Work instruction: Report each line of the records below that uses the word "after".

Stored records
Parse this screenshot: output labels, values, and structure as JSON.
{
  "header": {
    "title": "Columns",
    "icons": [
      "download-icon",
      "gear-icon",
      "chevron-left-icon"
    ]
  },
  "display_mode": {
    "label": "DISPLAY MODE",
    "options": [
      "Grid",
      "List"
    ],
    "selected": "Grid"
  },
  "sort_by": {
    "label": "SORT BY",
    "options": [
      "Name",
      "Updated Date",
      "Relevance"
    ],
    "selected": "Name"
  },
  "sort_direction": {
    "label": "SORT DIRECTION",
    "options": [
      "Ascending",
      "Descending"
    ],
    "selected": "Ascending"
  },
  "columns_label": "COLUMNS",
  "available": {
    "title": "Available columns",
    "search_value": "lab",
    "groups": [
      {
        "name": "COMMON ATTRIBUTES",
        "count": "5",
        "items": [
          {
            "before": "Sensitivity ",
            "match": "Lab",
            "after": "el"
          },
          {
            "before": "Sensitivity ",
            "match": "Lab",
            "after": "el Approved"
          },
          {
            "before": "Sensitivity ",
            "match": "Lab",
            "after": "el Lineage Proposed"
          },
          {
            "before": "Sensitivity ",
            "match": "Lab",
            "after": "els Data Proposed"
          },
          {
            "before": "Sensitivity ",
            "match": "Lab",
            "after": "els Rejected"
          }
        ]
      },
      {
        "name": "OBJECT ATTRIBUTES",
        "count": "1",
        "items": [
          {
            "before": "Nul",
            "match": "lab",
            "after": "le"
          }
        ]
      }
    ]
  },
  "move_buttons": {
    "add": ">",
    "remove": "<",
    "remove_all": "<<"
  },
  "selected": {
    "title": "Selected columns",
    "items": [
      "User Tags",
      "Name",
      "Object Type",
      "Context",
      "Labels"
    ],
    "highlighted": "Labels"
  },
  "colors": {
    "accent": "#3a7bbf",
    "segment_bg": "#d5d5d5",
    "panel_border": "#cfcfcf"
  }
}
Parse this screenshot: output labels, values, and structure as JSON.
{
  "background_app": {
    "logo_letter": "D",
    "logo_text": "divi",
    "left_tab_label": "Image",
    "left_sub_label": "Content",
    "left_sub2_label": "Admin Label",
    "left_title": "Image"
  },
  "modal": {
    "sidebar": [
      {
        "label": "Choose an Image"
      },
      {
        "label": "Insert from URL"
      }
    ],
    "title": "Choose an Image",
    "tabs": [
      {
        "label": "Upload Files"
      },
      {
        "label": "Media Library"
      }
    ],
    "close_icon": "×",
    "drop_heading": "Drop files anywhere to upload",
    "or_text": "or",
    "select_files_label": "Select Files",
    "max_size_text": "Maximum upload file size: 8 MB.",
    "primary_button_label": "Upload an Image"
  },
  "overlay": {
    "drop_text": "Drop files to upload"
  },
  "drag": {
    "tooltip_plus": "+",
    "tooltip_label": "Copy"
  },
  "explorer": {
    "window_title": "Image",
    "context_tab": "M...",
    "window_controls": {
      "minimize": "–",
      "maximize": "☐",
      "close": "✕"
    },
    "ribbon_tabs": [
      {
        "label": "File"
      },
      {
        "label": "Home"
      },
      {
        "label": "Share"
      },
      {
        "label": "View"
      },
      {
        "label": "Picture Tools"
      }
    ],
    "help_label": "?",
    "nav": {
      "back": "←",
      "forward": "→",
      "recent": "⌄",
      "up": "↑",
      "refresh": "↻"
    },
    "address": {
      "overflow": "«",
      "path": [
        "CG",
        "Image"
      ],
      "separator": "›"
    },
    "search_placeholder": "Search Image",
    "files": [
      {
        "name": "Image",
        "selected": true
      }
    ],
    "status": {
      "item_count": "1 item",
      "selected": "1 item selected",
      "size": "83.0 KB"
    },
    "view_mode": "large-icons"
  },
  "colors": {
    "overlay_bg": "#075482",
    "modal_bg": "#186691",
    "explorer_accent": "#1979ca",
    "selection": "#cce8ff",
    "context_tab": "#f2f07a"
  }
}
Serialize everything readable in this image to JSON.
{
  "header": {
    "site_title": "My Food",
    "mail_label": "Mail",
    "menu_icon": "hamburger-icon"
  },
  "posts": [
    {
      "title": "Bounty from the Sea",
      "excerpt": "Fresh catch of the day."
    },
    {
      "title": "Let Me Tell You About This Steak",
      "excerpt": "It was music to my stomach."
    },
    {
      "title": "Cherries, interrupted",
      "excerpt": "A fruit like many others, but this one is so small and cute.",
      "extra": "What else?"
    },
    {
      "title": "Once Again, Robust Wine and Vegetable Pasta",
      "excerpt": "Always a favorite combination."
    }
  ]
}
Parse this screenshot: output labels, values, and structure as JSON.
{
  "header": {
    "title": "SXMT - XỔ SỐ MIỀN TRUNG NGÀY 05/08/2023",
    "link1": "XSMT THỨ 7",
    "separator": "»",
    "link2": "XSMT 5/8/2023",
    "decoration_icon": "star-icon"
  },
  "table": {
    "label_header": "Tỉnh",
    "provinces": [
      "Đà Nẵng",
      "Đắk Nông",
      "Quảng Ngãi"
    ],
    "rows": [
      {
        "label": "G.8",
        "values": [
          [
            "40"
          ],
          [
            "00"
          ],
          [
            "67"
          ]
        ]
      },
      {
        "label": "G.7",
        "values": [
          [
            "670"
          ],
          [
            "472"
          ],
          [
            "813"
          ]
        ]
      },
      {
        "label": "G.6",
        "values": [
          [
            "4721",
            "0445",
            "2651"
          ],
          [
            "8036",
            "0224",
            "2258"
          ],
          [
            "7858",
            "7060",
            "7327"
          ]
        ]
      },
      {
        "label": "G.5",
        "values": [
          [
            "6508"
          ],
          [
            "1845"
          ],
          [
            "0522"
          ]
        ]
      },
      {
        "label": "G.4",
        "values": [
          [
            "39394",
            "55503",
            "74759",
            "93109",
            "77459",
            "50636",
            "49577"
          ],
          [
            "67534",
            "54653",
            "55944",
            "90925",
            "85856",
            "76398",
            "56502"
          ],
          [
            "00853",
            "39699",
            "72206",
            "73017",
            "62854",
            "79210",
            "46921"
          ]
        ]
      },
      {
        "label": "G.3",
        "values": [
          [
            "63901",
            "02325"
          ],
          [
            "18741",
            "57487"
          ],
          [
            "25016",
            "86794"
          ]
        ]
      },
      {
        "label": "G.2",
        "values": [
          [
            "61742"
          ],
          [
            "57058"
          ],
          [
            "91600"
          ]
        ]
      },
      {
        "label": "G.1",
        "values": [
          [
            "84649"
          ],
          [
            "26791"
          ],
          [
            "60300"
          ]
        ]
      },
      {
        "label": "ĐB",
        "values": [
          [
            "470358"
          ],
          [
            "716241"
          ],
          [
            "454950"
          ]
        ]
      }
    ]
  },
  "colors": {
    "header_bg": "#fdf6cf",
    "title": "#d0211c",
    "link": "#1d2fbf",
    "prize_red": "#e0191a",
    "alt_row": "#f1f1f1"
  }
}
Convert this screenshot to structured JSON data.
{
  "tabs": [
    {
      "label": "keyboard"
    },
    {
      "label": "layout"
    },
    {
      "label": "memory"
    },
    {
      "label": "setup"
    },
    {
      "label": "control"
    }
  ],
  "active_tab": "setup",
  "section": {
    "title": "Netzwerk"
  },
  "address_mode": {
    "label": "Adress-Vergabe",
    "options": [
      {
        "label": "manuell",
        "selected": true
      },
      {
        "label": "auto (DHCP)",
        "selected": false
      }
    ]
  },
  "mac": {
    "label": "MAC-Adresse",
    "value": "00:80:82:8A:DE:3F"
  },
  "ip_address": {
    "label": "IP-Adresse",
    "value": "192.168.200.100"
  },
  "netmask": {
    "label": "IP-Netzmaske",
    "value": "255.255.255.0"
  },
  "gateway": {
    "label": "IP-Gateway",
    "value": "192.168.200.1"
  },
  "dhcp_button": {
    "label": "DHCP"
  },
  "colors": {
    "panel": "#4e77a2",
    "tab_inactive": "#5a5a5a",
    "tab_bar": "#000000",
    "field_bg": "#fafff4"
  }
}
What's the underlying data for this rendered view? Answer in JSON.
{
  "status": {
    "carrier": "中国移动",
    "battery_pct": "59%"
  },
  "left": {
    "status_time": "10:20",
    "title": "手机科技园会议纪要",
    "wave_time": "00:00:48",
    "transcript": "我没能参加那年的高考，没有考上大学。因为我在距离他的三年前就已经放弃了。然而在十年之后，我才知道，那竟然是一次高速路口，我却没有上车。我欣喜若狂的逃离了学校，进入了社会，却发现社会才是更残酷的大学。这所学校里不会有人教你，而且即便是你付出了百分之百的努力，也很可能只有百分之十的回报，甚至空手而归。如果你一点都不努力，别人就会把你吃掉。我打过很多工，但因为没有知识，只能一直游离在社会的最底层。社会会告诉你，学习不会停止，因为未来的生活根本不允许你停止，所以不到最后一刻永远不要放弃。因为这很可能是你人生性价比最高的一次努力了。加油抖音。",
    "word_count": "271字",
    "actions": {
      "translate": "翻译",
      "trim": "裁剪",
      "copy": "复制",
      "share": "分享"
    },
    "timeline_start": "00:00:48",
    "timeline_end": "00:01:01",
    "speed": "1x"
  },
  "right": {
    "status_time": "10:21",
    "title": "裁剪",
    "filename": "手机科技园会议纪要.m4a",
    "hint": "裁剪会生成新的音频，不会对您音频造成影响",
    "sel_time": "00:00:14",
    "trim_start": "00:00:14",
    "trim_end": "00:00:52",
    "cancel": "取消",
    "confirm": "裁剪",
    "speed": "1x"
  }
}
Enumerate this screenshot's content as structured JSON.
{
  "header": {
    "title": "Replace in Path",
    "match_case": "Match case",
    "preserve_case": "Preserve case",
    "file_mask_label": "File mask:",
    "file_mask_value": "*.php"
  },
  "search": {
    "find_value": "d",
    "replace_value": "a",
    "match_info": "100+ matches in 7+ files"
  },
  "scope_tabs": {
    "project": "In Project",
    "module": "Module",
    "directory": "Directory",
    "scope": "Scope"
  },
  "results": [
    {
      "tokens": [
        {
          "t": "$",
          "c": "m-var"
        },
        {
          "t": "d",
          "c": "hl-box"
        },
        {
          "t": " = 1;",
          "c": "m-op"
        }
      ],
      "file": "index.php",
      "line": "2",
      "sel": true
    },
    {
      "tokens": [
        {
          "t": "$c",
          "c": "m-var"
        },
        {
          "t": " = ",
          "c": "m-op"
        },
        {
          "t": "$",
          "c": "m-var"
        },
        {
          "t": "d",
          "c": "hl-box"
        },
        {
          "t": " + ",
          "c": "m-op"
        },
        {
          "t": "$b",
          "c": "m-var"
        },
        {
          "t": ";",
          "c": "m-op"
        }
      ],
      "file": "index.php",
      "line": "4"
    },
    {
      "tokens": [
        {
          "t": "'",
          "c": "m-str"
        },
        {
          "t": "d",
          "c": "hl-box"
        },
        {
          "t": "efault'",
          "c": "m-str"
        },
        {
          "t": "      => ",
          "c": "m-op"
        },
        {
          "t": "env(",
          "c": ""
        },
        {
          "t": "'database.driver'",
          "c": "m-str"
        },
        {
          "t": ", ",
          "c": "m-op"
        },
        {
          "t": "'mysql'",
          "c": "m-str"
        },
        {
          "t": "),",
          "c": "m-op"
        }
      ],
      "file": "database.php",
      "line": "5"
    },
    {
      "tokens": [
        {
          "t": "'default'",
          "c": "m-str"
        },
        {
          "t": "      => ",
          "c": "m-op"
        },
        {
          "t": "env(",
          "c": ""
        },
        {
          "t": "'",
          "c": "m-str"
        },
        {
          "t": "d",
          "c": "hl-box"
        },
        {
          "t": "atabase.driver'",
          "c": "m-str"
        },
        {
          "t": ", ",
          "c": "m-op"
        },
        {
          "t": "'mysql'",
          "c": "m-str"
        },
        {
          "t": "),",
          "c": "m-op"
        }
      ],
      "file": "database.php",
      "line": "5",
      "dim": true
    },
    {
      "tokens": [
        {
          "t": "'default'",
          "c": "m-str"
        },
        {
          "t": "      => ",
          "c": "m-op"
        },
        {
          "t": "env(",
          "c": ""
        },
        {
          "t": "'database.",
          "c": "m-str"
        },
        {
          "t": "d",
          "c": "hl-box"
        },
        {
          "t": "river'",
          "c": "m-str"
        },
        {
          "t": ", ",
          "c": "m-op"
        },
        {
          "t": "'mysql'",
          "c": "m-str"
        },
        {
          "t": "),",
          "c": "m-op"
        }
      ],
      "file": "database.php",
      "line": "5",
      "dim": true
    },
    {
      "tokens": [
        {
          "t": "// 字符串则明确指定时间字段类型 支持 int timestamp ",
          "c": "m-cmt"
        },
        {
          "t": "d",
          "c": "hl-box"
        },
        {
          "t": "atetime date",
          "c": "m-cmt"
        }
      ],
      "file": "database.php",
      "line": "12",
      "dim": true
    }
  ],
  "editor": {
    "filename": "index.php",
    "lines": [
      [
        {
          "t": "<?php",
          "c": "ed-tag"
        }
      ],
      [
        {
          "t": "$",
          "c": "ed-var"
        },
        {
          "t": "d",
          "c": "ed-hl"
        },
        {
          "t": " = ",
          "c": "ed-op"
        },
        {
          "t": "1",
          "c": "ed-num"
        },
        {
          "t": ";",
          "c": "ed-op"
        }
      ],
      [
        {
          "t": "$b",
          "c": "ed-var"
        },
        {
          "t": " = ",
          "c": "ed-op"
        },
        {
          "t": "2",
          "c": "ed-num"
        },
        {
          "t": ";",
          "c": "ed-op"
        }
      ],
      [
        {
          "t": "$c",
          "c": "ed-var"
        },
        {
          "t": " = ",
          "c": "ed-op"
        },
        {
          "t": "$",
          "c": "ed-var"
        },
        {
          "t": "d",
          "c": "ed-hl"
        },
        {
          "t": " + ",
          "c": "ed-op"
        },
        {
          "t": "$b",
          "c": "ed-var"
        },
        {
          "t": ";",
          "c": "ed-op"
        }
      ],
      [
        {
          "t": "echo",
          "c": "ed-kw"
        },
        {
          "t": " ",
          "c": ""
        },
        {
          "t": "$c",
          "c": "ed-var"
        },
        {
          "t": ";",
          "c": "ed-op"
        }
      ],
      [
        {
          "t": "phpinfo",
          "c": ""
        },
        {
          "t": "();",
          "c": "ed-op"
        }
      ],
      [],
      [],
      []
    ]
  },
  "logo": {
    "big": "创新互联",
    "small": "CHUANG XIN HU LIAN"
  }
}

Exercise result:
            "after": "el"
            "after": "el Approved"
            "after": "el Lineage Proposed"
            "after": "els Data Proposed"
            "after": "els Rejected"
            "after": "le"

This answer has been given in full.